[iii] Global Pulse staff, “Australian bishop challenges Church on homosexuality,” 16 Sept 2016 (https://international.la-croix.com/news/
[iv] Jack Jenkins, “How San Francisco Catholics Are Pushing Pope Francis’ Limits” ThinkProgress, 10 March 2015 (http://thinkprogress.org/lgbt/2015/03/10/3631727/
[v] Remember, in Chapter Three, Pope Francis brought the bishops at the two Synods back to the place where they could freely speak their minds to each other and the necessary means to recover the collegiality required to discover pastoral solutions to address the suffering of Catholic families.

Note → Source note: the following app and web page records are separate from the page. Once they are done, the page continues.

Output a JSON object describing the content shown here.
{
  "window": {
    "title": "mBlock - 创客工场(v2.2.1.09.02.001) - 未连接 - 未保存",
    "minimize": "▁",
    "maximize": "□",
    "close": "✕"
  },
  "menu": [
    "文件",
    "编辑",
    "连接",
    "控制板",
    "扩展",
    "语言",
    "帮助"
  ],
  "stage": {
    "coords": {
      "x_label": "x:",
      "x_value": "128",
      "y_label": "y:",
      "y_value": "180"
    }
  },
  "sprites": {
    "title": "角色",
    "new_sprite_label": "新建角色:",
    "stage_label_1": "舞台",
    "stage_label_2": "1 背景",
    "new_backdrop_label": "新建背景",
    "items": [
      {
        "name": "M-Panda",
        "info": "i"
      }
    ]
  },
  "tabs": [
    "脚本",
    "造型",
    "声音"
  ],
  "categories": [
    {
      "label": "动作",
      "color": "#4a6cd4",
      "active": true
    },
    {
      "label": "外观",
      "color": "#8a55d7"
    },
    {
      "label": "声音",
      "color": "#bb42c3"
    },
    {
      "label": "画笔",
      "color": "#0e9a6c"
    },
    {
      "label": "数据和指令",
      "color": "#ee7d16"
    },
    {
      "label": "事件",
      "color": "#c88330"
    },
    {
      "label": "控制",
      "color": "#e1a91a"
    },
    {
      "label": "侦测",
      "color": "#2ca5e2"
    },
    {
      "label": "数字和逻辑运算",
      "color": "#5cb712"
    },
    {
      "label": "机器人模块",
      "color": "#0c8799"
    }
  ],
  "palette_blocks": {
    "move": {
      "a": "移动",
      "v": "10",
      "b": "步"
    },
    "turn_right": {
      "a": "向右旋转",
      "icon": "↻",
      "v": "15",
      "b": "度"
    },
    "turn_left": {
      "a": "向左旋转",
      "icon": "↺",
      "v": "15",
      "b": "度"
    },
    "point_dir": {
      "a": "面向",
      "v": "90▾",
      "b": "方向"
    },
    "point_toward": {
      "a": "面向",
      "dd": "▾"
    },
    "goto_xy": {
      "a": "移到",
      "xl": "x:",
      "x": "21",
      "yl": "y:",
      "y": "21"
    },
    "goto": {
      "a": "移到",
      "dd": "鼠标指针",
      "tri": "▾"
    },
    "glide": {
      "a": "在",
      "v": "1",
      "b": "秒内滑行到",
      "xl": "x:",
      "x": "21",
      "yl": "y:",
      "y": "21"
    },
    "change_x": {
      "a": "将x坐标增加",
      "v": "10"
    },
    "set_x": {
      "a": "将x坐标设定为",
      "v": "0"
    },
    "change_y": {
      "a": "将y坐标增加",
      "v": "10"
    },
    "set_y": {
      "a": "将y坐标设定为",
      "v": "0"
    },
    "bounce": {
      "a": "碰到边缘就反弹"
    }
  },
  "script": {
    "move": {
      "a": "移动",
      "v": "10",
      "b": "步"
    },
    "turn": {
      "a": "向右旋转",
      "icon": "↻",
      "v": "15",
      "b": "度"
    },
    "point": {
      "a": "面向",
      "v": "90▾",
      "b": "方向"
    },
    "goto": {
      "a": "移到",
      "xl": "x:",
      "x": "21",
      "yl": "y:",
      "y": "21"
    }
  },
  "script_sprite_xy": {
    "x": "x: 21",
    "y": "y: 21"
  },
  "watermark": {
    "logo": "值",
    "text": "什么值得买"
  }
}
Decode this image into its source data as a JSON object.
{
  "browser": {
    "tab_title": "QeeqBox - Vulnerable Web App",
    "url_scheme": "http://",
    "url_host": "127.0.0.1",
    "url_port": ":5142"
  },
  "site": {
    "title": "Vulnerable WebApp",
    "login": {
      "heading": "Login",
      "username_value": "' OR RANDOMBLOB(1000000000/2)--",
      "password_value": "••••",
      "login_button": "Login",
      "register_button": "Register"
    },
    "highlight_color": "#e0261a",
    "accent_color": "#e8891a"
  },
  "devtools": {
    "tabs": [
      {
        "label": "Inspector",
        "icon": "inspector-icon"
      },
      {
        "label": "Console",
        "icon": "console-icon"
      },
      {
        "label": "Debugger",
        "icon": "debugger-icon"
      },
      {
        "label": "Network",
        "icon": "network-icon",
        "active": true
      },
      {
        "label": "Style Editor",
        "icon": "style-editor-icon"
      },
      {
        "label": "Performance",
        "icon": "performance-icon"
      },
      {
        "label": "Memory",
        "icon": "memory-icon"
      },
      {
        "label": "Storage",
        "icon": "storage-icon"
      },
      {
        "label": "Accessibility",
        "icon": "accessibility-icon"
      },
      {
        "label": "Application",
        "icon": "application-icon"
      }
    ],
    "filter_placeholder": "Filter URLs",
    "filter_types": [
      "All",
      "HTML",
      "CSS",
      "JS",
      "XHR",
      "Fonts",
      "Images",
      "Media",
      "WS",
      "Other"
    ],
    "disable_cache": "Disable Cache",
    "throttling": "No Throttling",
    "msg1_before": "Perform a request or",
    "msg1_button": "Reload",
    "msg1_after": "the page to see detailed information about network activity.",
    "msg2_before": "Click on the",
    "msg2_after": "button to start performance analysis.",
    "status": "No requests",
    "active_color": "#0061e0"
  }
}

[vi] In the “Further Resources,” you will find some mind-bending and heart-rending oral narratives. This will allow everyone to recognize that there can be no abstract code of ethics like the Ratzinger Doctrine that will resolve the issues associated with homosexuality. This is the reason that I have not been tempted to supply a code of ethics to replace the sorely defective work of Cardinal Ratzinger. If you are a life-long expert in IBM computers, you cannot hope to provide a solid set of rules for maintaining and using Apple computers. So, too, someone who is a heterosexual cannot hope to provide, in isolation, a solid code of ethics for homosexuals. It remains, therefore, for homosexuals to dialogue with each other to address their ethical questions on their own behalf. Heterosexuals can be invited to listen and to learn and to advise—but surely not to imagine that they are experts in a realm that they can only know second-hand. The intellectual arrogance of men like Cardinal Ratzinger is staggering.